Often 500k pots are used for an auto-split wiring, incorporating some additional resistors to “convert” them to 250k for the single-coil pickups. Good idea, but unfortunately the road to hell is paved with good resolutions. Digging deeper at this point is too much for this column but may be a good subject for a follow-up. My personal recommendation: Forget about it. In more than 20 years, I have tried every variation of such jack-of-all-trades wirings and not a single one really worked in a useable way. Here are my two cents regarding such a wiring:

  • A good and useful distribution of the tone controls is one 500k pot for only the bridge humbucker and the other one 250k for the two single-coils.
  • Using two tone caps (one for each tone control) is simply perfect for this wiring, i.e., I really like to use a small cap value for the humbucker to control the warmth of it plus a traditional value for the two single-coil pickups.
  • Using a 250k master volume works excellent because in a passive system like a Strat, you can benefit from the much better taper regarding evenness compared to a 500k pot. The loss in high-end compared to a 500k pot is marginal: measurable, but not audible. Using a treble-bleed network is a matter of choice and up to your personal preferences.

The wiring layout seen in the diagram at the top of this page is what I recommend and that most players will be happy with, so here we go. I assume that the middle pickup will be a RWRP type, and as usual, I used the Seymour Duncan color code for the humbucker. If you have a humbucker from a different company, you’ll have to convert the shown color code with one of the converting charts online. The bare wire of the humbucker always goes to ground, no matter what type it is. I tried to keep the illustration as clean as possible by leaving out all ground wires, so, as usual, they’re shown with the international symbol for ground. Solder all these connections to the back of a pot of your choice.

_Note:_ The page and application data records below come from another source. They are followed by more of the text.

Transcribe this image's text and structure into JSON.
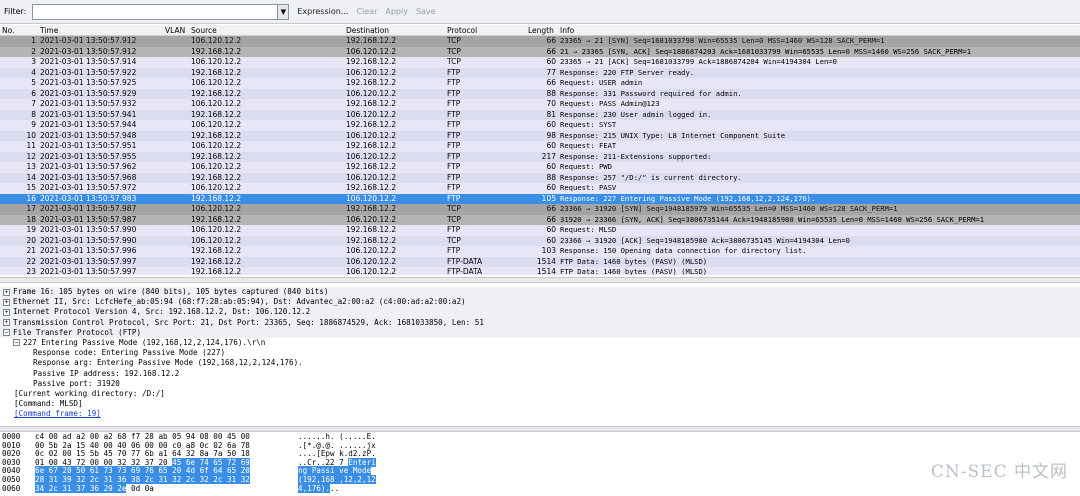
{
  "filter_bar": {
    "label": "Filter:",
    "value": "",
    "expression": "Expression...",
    "clear": "Clear",
    "apply": "Apply",
    "save": "Save"
  },
  "packet_list": {
    "columns": [
      "No.",
      "Time",
      "VLAN",
      "Source",
      "Destination",
      "Protocol",
      "Length",
      "Info"
    ],
    "rows": [
      {
        "no": "1",
        "time": "2021-03-01 13:50:57.912",
        "src": "106.120.12.2",
        "dst": "192.168.12.2",
        "proto": "TCP",
        "len": "66",
        "info": "23365 → 21 [SYN] Seq=1681033798 Win=65535 Len=0 MSS=1460 WS=128 SACK_PERM=1",
        "style": "tcp"
      },
      {
        "no": "2",
        "time": "2021-03-01 13:50:57.912",
        "src": "192.168.12.2",
        "dst": "106.120.12.2",
        "proto": "TCP",
        "len": "66",
        "info": "21 → 23365 [SYN, ACK] Seq=1886874203 Ack=1681033799 Win=65535 Len=0 MSS=1460 WS=256 SACK_PERM=1",
        "style": "tcp"
      },
      {
        "no": "3",
        "time": "2021-03-01 13:50:57.914",
        "src": "106.120.12.2",
        "dst": "192.168.12.2",
        "proto": "TCP",
        "len": "60",
        "info": "23365 → 21 [ACK] Seq=1681033799 Ack=1886874204 Win=4194304 Len=0",
        "style": "ftp"
      },
      {
        "no": "4",
        "time": "2021-03-01 13:50:57.922",
        "src": "192.168.12.2",
        "dst": "106.120.12.2",
        "proto": "FTP",
        "len": "77",
        "info": "Response: 220 FTP Server ready.",
        "style": "ftp"
      },
      {
        "no": "5",
        "time": "2021-03-01 13:50:57.925",
        "src": "106.120.12.2",
        "dst": "192.168.12.2",
        "proto": "FTP",
        "len": "66",
        "info": "Request: USER admin",
        "style": "ftp"
      },
      {
        "no": "6",
        "time": "2021-03-01 13:50:57.929",
        "src": "192.168.12.2",
        "dst": "106.120.12.2",
        "proto": "FTP",
        "len": "88",
        "info": "Response: 331 Password required for admin.",
        "style": "ftp"
      },
      {
        "no": "7",
        "time": "2021-03-01 13:50:57.932",
        "src": "106.120.12.2",
        "dst": "192.168.12.2",
        "proto": "FTP",
        "len": "70",
        "info": "Request: PASS Admin@123",
        "style": "ftp"
      },
      {
        "no": "8",
        "time": "2021-03-01 13:50:57.941",
        "src": "192.168.12.2",
        "dst": "106.120.12.2",
        "proto": "FTP",
        "len": "81",
        "info": "Response: 230 User admin logged in.",
        "style": "ftp"
      },
      {
        "no": "9",
        "time": "2021-03-01 13:50:57.944",
        "src": "106.120.12.2",
        "dst": "192.168.12.2",
        "proto": "FTP",
        "len": "60",
        "info": "Request: SYST",
        "style": "ftp"
      },
      {
        "no": "10",
        "time": "2021-03-01 13:50:57.948",
        "src": "192.168.12.2",
        "dst": "106.120.12.2",
        "proto": "FTP",
        "len": "98",
        "info": "Response: 215 UNIX Type: L8 Internet Component Suite",
        "style": "ftp"
      },
      {
        "no": "11",
        "time": "2021-03-01 13:50:57.951",
        "src": "106.120.12.2",
        "dst": "192.168.12.2",
        "proto": "FTP",
        "len": "60",
        "info": "Request: FEAT",
        "style": "ftp"
      },
      {
        "no": "12",
        "time": "2021-03-01 13:50:57.955",
        "src": "192.168.12.2",
        "dst": "106.120.12.2",
        "proto": "FTP",
        "len": "217",
        "info": "Response: 211-Extensions supported:",
        "style": "ftp"
      },
      {
        "no": "13",
        "time": "2021-03-01 13:50:57.962",
        "src": "106.120.12.2",
        "dst": "192.168.12.2",
        "proto": "FTP",
        "len": "60",
        "info": "Request: PWD",
        "style": "ftp"
      },
      {
        "no": "14",
        "time": "2021-03-01 13:50:57.968",
        "src": "192.168.12.2",
        "dst": "106.120.12.2",
        "proto": "FTP",
        "len": "88",
        "info": "Response: 257 \"/D:/\" is current directory.",
        "style": "ftp"
      },
      {
        "no": "15",
        "time": "2021-03-01 13:50:57.972",
        "src": "106.120.12.2",
        "dst": "192.168.12.2",
        "proto": "FTP",
        "len": "60",
        "info": "Request: PASV",
        "style": "ftp"
      },
      {
        "no": "16",
        "time": "2021-03-01 13:50:57.983",
        "src": "192.168.12.2",
        "dst": "106.120.12.2",
        "proto": "FTP",
        "len": "105",
        "info": "Response: 227 Entering Passive Mode (192,168,12,2,124,176).",
        "style": "sel"
      },
      {
        "no": "17",
        "time": "2021-03-01 13:50:57.987",
        "src": "106.120.12.2",
        "dst": "192.168.12.2",
        "proto": "TCP",
        "len": "66",
        "info": "23366 → 31920 [SYN] Seq=1948185979 Win=65535 Len=0 MSS=1460 WS=128 SACK_PERM=1",
        "style": "tcp"
      },
      {
        "no": "18",
        "time": "2021-03-01 13:50:57.987",
        "src": "192.168.12.2",
        "dst": "106.120.12.2",
        "proto": "TCP",
        "len": "66",
        "info": "31920 → 23366 [SYN, ACK] Seq=3806735144 Ack=1948185980 Win=65535 Len=0 MSS=1460 WS=256 SACK_PERM=1",
        "style": "tcp"
      },
      {
        "no": "19",
        "time": "2021-03-01 13:50:57.990",
        "src": "106.120.12.2",
        "dst": "192.168.12.2",
        "proto": "FTP",
        "len": "60",
        "info": "Request: MLSD",
        "style": "ftp"
      },
      {
        "no": "20",
        "time": "2021-03-01 13:50:57.990",
        "src": "106.120.12.2",
        "dst": "192.168.12.2",
        "proto": "TCP",
        "len": "60",
        "info": "23366 → 31920 [ACK] Seq=1948185980 Ack=3806735145 Win=4194304 Len=0",
        "style": "ftp"
      },
      {
        "no": "21",
        "time": "2021-03-01 13:50:57.996",
        "src": "192.168.12.2",
        "dst": "106.120.12.2",
        "proto": "FTP",
        "len": "103",
        "info": "Response: 150 Opening data connection for directory list.",
        "style": "ftp"
      },
      {
        "no": "22",
        "time": "2021-03-01 13:50:57.997",
        "src": "192.168.12.2",
        "dst": "106.120.12.2",
        "proto": "FTP-DATA",
        "len": "1514",
        "info": "FTP Data: 1460 bytes (PASV) (MLSD)",
        "style": "ftp"
      },
      {
        "no": "23",
        "time": "2021-03-01 13:50:57.997",
        "src": "192.168.12.2",
        "dst": "106.120.12.2",
        "proto": "FTP-DATA",
        "len": "1514",
        "info": "FTP Data: 1460 bytes (PASV) (MLSD)",
        "style": "ftp"
      }
    ]
  },
  "details": {
    "rows": [
      {
        "indent": 0,
        "toggle": "+",
        "text": "Frame 16: 105 bytes on wire (840 bits), 105 bytes captured (840 bits)",
        "section": true
      },
      {
        "indent": 0,
        "toggle": "+",
        "text": "Ethernet II, Src: LcfcHefe_ab:05:94 (68:f7:28:ab:05:94), Dst: Advantec_a2:00:a2 (c4:00:ad:a2:00:a2)",
        "section": true
      },
      {
        "indent": 0,
        "toggle": "+",
        "text": "Internet Protocol Version 4, Src: 192.168.12.2, Dst: 106.120.12.2",
        "section": true
      },
      {
        "indent": 0,
        "toggle": "+",
        "text": "Transmission Control Protocol, Src Port: 21, Dst Port: 23365, Seq: 1886874529, Ack: 1681033850, Len: 51",
        "section": true
      },
      {
        "indent": 0,
        "toggle": "−",
        "text": "File Transfer Protocol (FTP)",
        "section": true
      },
      {
        "indent": 1,
        "toggle": "−",
        "text": "227 Entering Passive Mode (192,168,12,2,124,176).\\r\\n",
        "section": false
      },
      {
        "indent": 2,
        "toggle": "",
        "text": "Response code: Entering Passive Mode (227)",
        "section": false
      },
      {
        "indent": 2,
        "toggle": "",
        "text": "Response arg: Entering Passive Mode (192,168,12,2,124,176).",
        "section": false
      },
      {
        "indent": 2,
        "toggle": "",
        "text": "Passive IP address: 192.168.12.2",
        "section": false
      },
      {
        "indent": 2,
        "toggle": "",
        "text": "Passive port: 31920",
        "section": false
      },
      {
        "indent": 0,
        "toggle": "",
        "text": "[Current working directory: /D:/]",
        "section": false
      },
      {
        "indent": 0,
        "toggle": "",
        "text": "[Command: MLSD]",
        "section": false
      },
      {
        "indent": 0,
        "toggle": "",
        "text": "[Command frame: 19]",
        "section": false,
        "link": true
      }
    ]
  },
  "bytes": {
    "rows": [
      {
        "off": "0000",
        "hex": "c4 00 ad a2 00 a2 68 f7  28 ab 05 94 08 00 45 00",
        "asc": "......h. (.....E.",
        "hl_from": -1
      },
      {
        "off": "0010",
        "hex": "00 5b 2a 15 40 00 40 06  00 00 c0 a8 0c 02 6a 78",
        "asc": ".[*.@.@. ......jx",
        "hl_from": -1
      },
      {
        "off": "0020",
        "hex": "0c 02 00 15 5b 45 70 77  6b a1 64 32 8a 7a 50 18",
        "asc": "....[Epw k.d2.zP.",
        "hl_from": -1
      },
      {
        "off": "0030",
        "hex_plain": "01 00 43 72 00 00 32 32  37 20 ",
        "hex_hl": "45 6e 74 65 72 69",
        "asc_plain": "..Cr..22 7 ",
        "asc_hl": "Enteri"
      },
      {
        "off": "0040",
        "hex_plain": "",
        "hex_hl": "6e 67 20 50 61 73 73 69  76 65 20 4d 6f 64 65 20",
        "asc_plain": "",
        "asc_hl": "ng Passi ve Mode "
      },
      {
        "off": "0050",
        "hex_plain": "",
        "hex_hl": "28 31 39 32 2c 31 36 38  2c 31 32 2c 32 2c 31 32",
        "asc_plain": "",
        "asc_hl": "(192,168 ,12,2,12"
      },
      {
        "off": "0060",
        "hex_plain": "",
        "hex_hl": "34 2c 31 37 36 29 2e",
        "hex_tail": " 0d 0a",
        "asc_plain": "",
        "asc_hl": "4,176).",
        "asc_tail": ".."
      }
    ]
  },
  "watermark": "CN-SEC 中文网"
}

That’s it. Next month we’ll build a cool and simple yet very effective diagnostic gadget for electric guitars and basses. I use it in my shop daily and you will love it for sure, so stay tuned!

Until then … keep on modding!

Audio Premier Guitar